When a parent partakes in custodial interference it is considered a crime. Child custody rights are in place for good reason, and violation of the rights is punishable by both civil and criminal penalties. In most states, it is punishable by jail time. However, the laws of each state and the specifics of each case will hugely impact the charges given.

Most states will treat it as a misdemeanor and a district attorney will request a voluntary return of the child in good faith. Refusal to do so results in punishment. For example, in Connecticut, refusal to return a child to their lawful guardian is punishable by up to one year of imprisonment and/or a $2,000 fine. However, if the child is taken and transported out of state it becomes a felony. It is possible for the case to escalate to parental kidnapping and the parent will receive federal charges.

Conclusions

Custodial interference is where there is a violation of the custody rights granted by the court. Examples include not giving a child back following a visitation, denying the other parent the right to see them, or even influencing the child’s opinion of the other parent. Breaching lawful custody rights is a crime punishable by imprisonment in all states.

Anyone affected by the custodial interference should contact a family lawyer for legal advice. As an attorney, it may be best to initially recommend mediation to help rectify the situation. However, you can petition to the courts for more serious offenses to protect the rights of the lawful custodian. 

Article by Yevheniia Savchenko

Yevheniia Savchenko is a Legal Writer at Lawrina. Yevheniia browses through the most interesting and relevant news in the legal and legaltech world and collects them on Lawrina’s blog. Also, Yevheniia composes various how-to guides on legaltech, plus writes product articles and release notes for Loio, AI-powered contract review and drafting software.

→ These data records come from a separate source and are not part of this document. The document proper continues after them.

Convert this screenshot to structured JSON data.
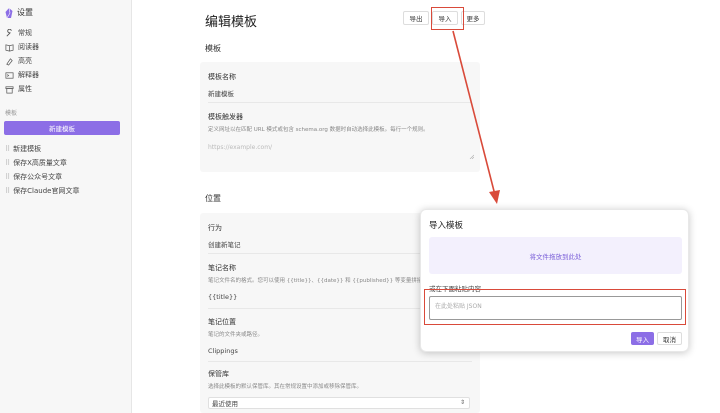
{
  "sidebar": {
    "title": "设置",
    "nav": [
      {
        "label": "常规",
        "icon": "wrench-icon"
      },
      {
        "label": "阅读器",
        "icon": "book-icon"
      },
      {
        "label": "高亮",
        "icon": "highlighter-icon"
      },
      {
        "label": "解释器",
        "icon": "terminal-icon"
      },
      {
        "label": "属性",
        "icon": "archive-icon"
      }
    ],
    "section_label": "模板",
    "new_template_label": "新建模板",
    "templates": [
      "新建模板",
      "保存X高质量文章",
      "保存公众号文章",
      "保存Claude官网文章"
    ]
  },
  "header": {
    "title": "编辑模板",
    "export_label": "导出",
    "import_label": "导入",
    "more_label": "更多"
  },
  "template_section": {
    "title": "模板",
    "name_label": "模板名称",
    "name_value": "新建模板",
    "trigger_label": "模板触发器",
    "trigger_desc": "定义网址以在匹配 URL 模式或包含 schema.org 数据时自动选择此模板。每行一个规则。",
    "trigger_placeholder": "https://example.com/"
  },
  "location_section": {
    "title": "位置",
    "behavior_label": "行为",
    "behavior_value": "创建新笔记",
    "note_name_label": "笔记名称",
    "note_name_desc": "笔记文件名的格式。您可以使用 {{title}}、{{date}} 和 {{published}} 等变量拼接自定义名称",
    "note_name_value": "{{title}}",
    "note_location_label": "笔记位置",
    "note_location_desc": "笔记的文件夹或路径。",
    "note_location_value": "Clippings",
    "vault_label": "保管库",
    "vault_desc": "选择此模板的默认保管库。其在常规设置中添加或移除保管库。",
    "vault_value": "最近使用"
  },
  "modal": {
    "title": "导入模板",
    "dropzone_text": "将文件拖放到此处",
    "paste_label": "或在下面粘贴内容",
    "paste_placeholder": "在此处粘贴 JSON",
    "import_label": "导入",
    "cancel_label": "取消"
  },
  "colors": {
    "accent": "#8c6ee6",
    "annotation": "#d94a3a"
  }
}
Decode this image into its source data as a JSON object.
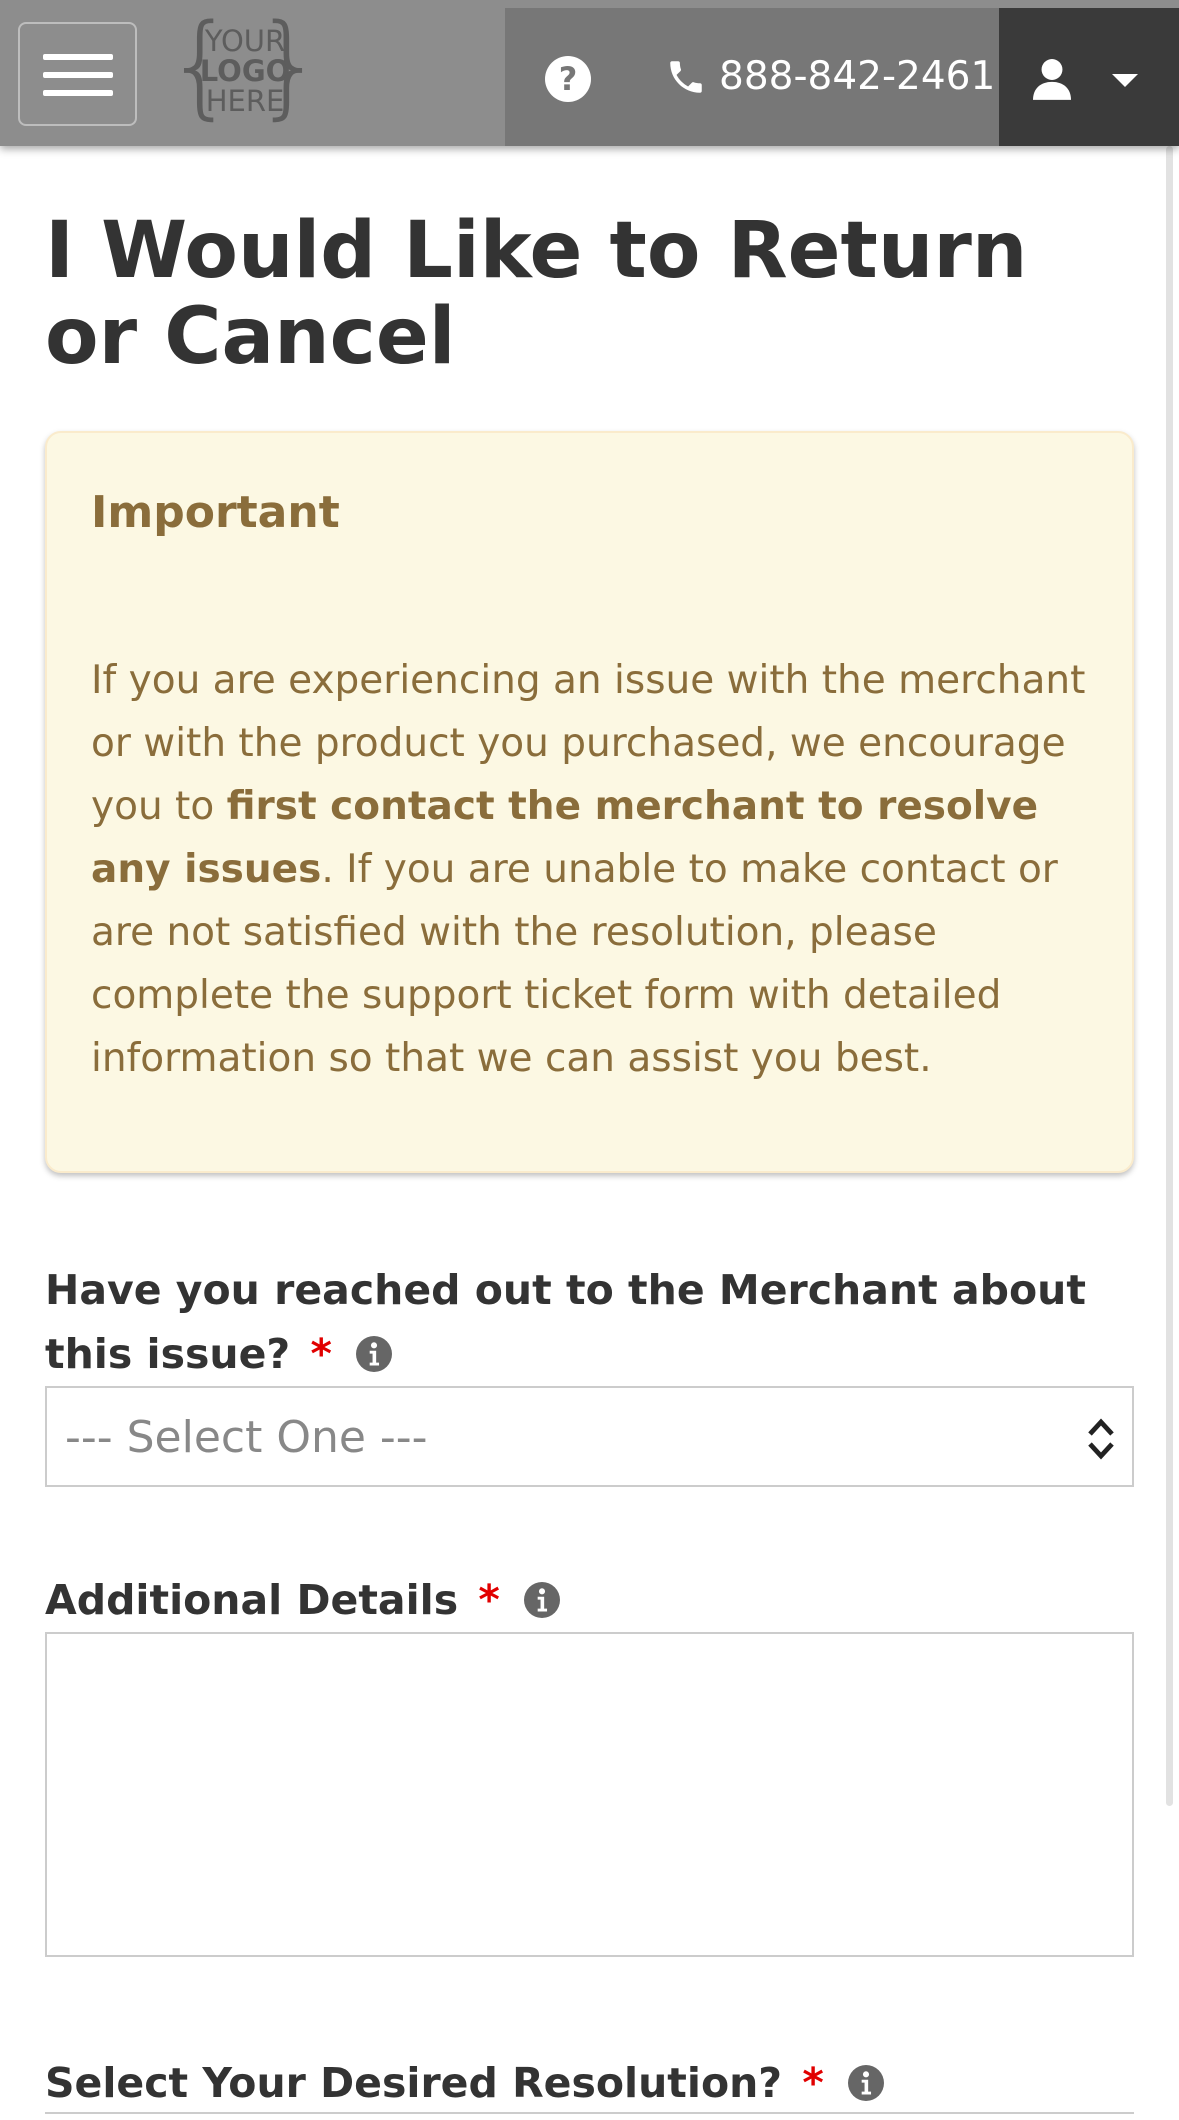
{
  "header": {
    "logo": {
      "line1": "YOUR",
      "line2": "LOGO",
      "line3": "HERE"
    },
    "phone": "888-842-2461",
    "icons": {
      "menu": "hamburger-menu-icon",
      "help": "question-circle-icon",
      "phone": "phone-icon",
      "user": "user-icon",
      "caret": "caret-down-icon"
    }
  },
  "page": {
    "title": "I Would Like to Return or Cancel"
  },
  "alert": {
    "title": "Important",
    "text_before": "If you are experiencing an issue with the merchant or with the product you purchased, we encourage you to ",
    "text_bold": "first contact the merchant to resolve any issues",
    "text_after": ". If you are unable to make contact or are not satisfied with the resolution, please complete the support ticket form with detailed information so that we can assist you best."
  },
  "form": {
    "required_mark": "*",
    "q1": {
      "label": "Have you reached out to the Merchant about this issue?",
      "selected": "--- Select One ---"
    },
    "q2": {
      "label": "Additional Details",
      "value": ""
    },
    "q3": {
      "label": "Select Your Desired Resolution?"
    }
  },
  "colors": {
    "header_bg": "#8d8d8d",
    "nav_bg": "#777777",
    "user_bg": "#3a3a3a",
    "alert_bg": "#fcf8e3",
    "alert_text": "#8a6d3b",
    "required": "#e10000"
  }
}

Thank You! Welcome on board
We use cookies to improve our website's work and deliver better services.
Our use of cookies
Upgrade the manual re-reading of agreements with Loio's AI-driven Highlights. Be in full control over every editing decision, but have the power of machine learning analysis by your hand. Turn on the Highlights tool whenever you need an extra check of your document's most essential details.
Analytics
These cookies collect information that is used to help Us understand how Our Site are being used or how effective Our marketing campaigns are, or to help Us customize Our Site for You. We use Google Analytics to recognize You and link the devices You use when You visit Our Site or Service on Your browser or mobile device, login to Your User Account on Our Site, or otherwise engage with Us.
Communication services
These cookies collect information that is used to help Us to facilitate the interaction with You on Our Site. We also use those cookies to improve customer service by maintaining contact with visitors of Our Site through Intercom chat.
Ad Services
We and Our third-party partners may also use cookies and tracking technologies for advertising purposes. These third-party services collect information about Your use of Our Site over time so that they may play or display ads on devices You may use, and on other websites, apps, or services.